◆ **TASK DIRECTIONS**
The result should be the lines from the one holding "Give me the" to the final line of the records, retyped exactly.

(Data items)
....
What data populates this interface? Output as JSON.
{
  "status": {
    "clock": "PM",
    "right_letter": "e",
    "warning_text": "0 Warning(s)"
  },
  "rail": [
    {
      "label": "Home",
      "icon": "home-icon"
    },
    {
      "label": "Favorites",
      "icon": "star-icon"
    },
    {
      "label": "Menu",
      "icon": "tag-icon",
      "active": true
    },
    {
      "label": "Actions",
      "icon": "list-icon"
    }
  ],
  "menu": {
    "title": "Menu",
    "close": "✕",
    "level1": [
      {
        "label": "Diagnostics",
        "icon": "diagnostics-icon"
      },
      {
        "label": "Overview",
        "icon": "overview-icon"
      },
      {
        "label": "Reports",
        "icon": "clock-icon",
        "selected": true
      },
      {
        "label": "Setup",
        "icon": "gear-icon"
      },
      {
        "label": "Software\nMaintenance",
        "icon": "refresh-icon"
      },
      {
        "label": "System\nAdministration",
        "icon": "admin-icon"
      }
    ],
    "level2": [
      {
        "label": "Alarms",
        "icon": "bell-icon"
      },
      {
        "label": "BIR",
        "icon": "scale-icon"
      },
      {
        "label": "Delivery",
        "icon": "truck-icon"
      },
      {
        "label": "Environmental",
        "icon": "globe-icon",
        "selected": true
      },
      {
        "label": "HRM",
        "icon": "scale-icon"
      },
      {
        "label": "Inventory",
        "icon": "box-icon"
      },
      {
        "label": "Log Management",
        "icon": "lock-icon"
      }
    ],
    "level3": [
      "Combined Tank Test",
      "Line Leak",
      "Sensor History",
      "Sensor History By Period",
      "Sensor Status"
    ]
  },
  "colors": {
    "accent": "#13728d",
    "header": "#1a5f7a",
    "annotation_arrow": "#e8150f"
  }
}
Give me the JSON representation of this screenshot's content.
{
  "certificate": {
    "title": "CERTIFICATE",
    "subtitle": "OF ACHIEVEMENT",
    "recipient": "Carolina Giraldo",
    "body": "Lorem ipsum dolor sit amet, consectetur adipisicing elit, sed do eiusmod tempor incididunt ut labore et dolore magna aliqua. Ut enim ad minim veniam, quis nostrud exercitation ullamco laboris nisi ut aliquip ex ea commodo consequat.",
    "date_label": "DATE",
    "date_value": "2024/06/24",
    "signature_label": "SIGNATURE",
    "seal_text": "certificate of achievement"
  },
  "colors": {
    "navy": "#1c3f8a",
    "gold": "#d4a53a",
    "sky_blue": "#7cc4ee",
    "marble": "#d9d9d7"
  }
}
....
◆ **OUTPUT BELOW**
Give me the JSON representation of this screenshot's content.
{
  "certificate": {
    "title": "CERTIFICATE",
    "subtitle": "OF ACHIEVEMENT",
    "recipient": "Carolina Giraldo",
    "body": "Lorem ipsum dolor sit amet, consectetur adipisicing elit, sed do eiusmod tempor incididunt ut labore et dolore magna aliqua. Ut enim ad minim veniam, quis nostrud exercitation ullamco laboris nisi ut aliquip ex ea commodo consequat.",
    "date_label": "DATE",
    "date_value": "2024/06/24",
    "signature_label": "SIGNATURE",
    "seal_text": "certificate of achievement"
  },
  "colors": {
    "navy": "#1c3f8a",
    "gold": "#d4a53a",
    "sky_blue": "#7cc4ee",
    "marble": "#d9d9d7"
  }
}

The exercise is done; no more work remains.